**MATERIAL SHOWN:**
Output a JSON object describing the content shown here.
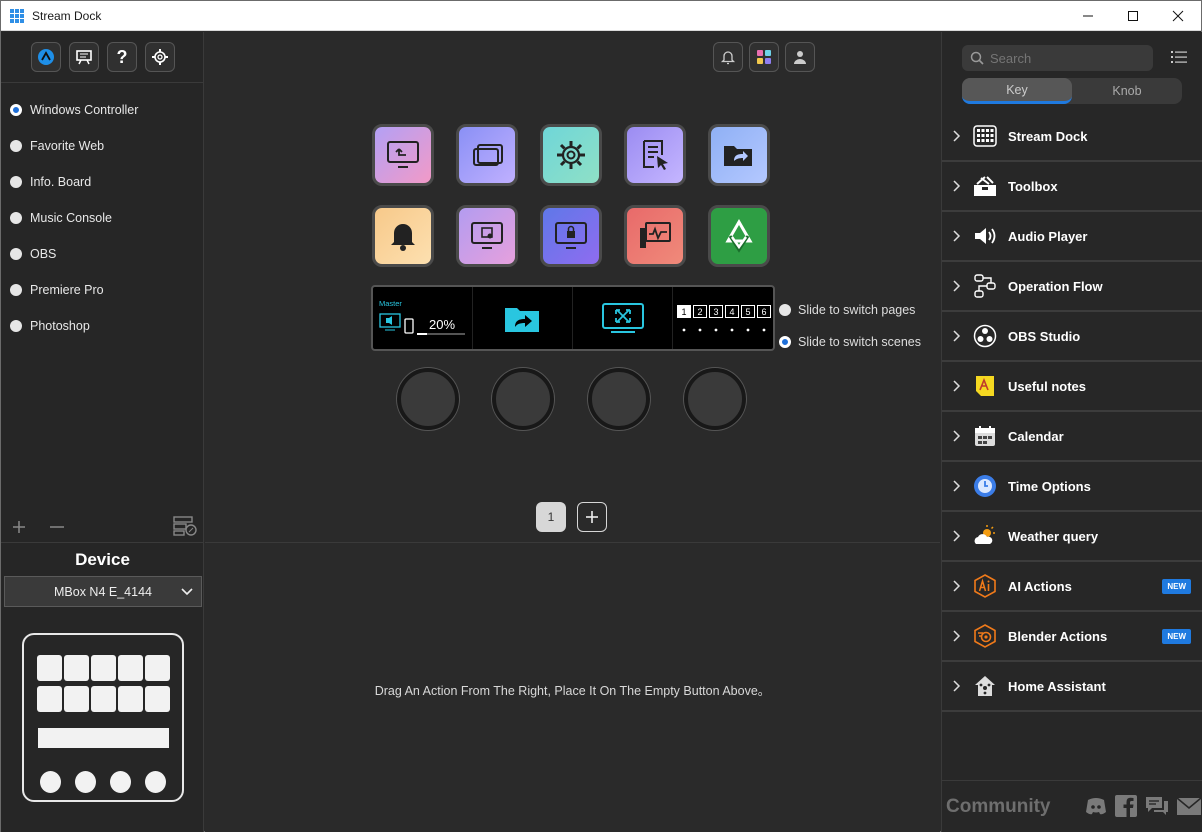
{
  "window": {
    "title": "Stream Dock"
  },
  "profiles": [
    {
      "label": "Windows Controller",
      "selected": true
    },
    {
      "label": "Favorite Web",
      "selected": false
    },
    {
      "label": "Info. Board",
      "selected": false
    },
    {
      "label": "Music Console",
      "selected": false
    },
    {
      "label": "OBS",
      "selected": false
    },
    {
      "label": "Premiere Pro",
      "selected": false
    },
    {
      "label": "Photoshop",
      "selected": false
    }
  ],
  "device": {
    "title": "Device",
    "selected": "MBox N4 E_4144"
  },
  "strip": {
    "master_label": "Master",
    "volume": "20%",
    "volume_level": 0.2,
    "pages": [
      "1",
      "2",
      "3",
      "4",
      "5",
      "6"
    ],
    "active_page": "1"
  },
  "slide_options": [
    {
      "label": "Slide to switch pages",
      "selected": false
    },
    {
      "label": "Slide to switch scenes",
      "selected": true
    }
  ],
  "page_button": "1",
  "hint": "Drag An Action From The Right, Place It On The Empty Button Above。",
  "search": {
    "placeholder": "Search"
  },
  "tabs": {
    "key": "Key",
    "knob": "Knob",
    "active": "Key"
  },
  "categories": [
    {
      "label": "Stream Dock",
      "icon": "grid-icon"
    },
    {
      "label": "Toolbox",
      "icon": "toolbox-icon"
    },
    {
      "label": "Audio Player",
      "icon": "speaker-icon"
    },
    {
      "label": "Operation Flow",
      "icon": "flow-icon"
    },
    {
      "label": "OBS Studio",
      "icon": "obs-icon"
    },
    {
      "label": "Useful notes",
      "icon": "notes-icon"
    },
    {
      "label": "Calendar",
      "icon": "calendar-icon"
    },
    {
      "label": "Time Options",
      "icon": "clock-icon"
    },
    {
      "label": "Weather query",
      "icon": "weather-icon"
    },
    {
      "label": "AI Actions",
      "icon": "ai-icon",
      "badge": "NEW"
    },
    {
      "label": "Blender Actions",
      "icon": "blender-icon",
      "badge": "NEW"
    },
    {
      "label": "Home Assistant",
      "icon": "home-icon"
    }
  ],
  "community": "Community",
  "colors": {
    "accent": "#1f7ae0",
    "background": "#2a2a2a"
  }
}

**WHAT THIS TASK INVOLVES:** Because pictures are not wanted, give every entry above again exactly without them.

**WRITTEN SOLUTION:**
Output a JSON object describing the content shown here.
{
  "window": {
    "title": "Stream Dock"
  },
  "profiles": [
    {
      "label": "Windows Controller",
      "selected": true
    },
    {
      "label": "Favorite Web",
      "selected": false
    },
    {
      "label": "Info. Board",
      "selected": false
    },
    {
      "label": "Music Console",
      "selected": false
    },
    {
      "label": "OBS",
      "selected": false
    },
    {
      "label": "Premiere Pro",
      "selected": false
    },
    {
      "label": "Photoshop",
      "selected": false
    }
  ],
  "device": {
    "title": "Device",
    "selected": "MBox N4 E_4144"
  },
  "strip": {
    "master_label": "Master",
    "volume": "20%",
    "volume_level": 0.2,
    "pages": [
      "1",
      "2",
      "3",
      "4",
      "5",
      "6"
    ],
    "active_page": "1"
  },
  "slide_options": [
    {
      "label": "Slide to switch pages",
      "selected": false
    },
    {
      "label": "Slide to switch scenes",
      "selected": true
    }
  ],
  "page_button": "1",
  "hint": "Drag An Action From The Right, Place It On The Empty Button Above。",
  "search": {
    "placeholder": "Search"
  },
  "tabs": {
    "key": "Key",
    "knob": "Knob",
    "active": "Key"
  },
  "categories": [
    {
      "label": "Stream Dock",
      "icon": "grid-icon"
    },
    {
      "label": "Toolbox",
      "icon": "toolbox-icon"
    },
    {
      "label": "Audio Player",
      "icon": "speaker-icon"
    },
    {
      "label": "Operation Flow",
      "icon": "flow-icon"
    },
    {
      "label": "OBS Studio",
      "icon": "obs-icon"
    },
    {
      "label": "Useful notes",
      "icon": "notes-icon"
    },
    {
      "label": "Calendar",
      "icon": "calendar-icon"
    },
    {
      "label": "Time Options",
      "icon": "clock-icon"
    },
    {
      "label": "Weather query",
      "icon": "weather-icon"
    },
    {
      "label": "AI Actions",
      "icon": "ai-icon",
      "badge": "NEW"
    },
    {
      "label": "Blender Actions",
      "icon": "blender-icon",
      "badge": "NEW"
    },
    {
      "label": "Home Assistant",
      "icon": "home-icon"
    }
  ],
  "community": "Community",
  "colors": {
    "accent": "#1f7ae0",
    "background": "#2a2a2a"
  }
}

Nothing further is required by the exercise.